As you can see from the chart above in Fortis has raised their dividend every year since 1973.  In 1987 the price on Fortis stock closed at $4.75 but the company also paid out a cash dividend of $0.313 or 6.5%.  This constant and long term growing income stream is what dividend growth investors are looking in a company.

Over the long term history has shown that stocks can counted on for about an 8% annual return.  That being said on any given stock there will be year’s the stock performance will be much higher then average 8% return and there will be years that the stock’s performance will be much worse.  The beautiful thing about the dividend stream is that unless the company cuts its dividend (a clear sign that the company is not healthy) the stock holder can count on the dividend income regardless of the stock performance.

Let’s take a look at the 5 year stock chart for Fortis compared to the S&P 500.

As you can see from the above graph that the Fortis stock price did very well over the last 5 years.  However, more importantly you can see that there were fairly significant fluctuation in the Fortis stock price over the last 5 years.  The beautiful thing about thing about dividend growth investing, and the difference between all other forms of investing in that the dividend investor isn’t too concerned about the stock price because over a long enough time frame it is expected that most stocks will return close to the expected 8% annual return.  However in addition to the stock gains the investors gets to sit bad and collect dividends while he waits. For  our Fortis example that means an additional $5.14 that he collected since 2007 which works out to approximately 18% of the price that he paid for that stock in 2007.
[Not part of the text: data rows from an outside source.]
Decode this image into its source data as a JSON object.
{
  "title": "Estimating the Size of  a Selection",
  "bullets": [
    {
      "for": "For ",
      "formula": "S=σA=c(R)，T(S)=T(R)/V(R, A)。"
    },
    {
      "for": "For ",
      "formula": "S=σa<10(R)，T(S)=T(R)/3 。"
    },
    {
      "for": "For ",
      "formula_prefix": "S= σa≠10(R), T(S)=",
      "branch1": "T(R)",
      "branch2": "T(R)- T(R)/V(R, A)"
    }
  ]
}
Hopefully, this article helped demonstrate why dividend investing can be such a powerful tool.  I’d love to hear your comments; Why do you invest in dividend producing stocks?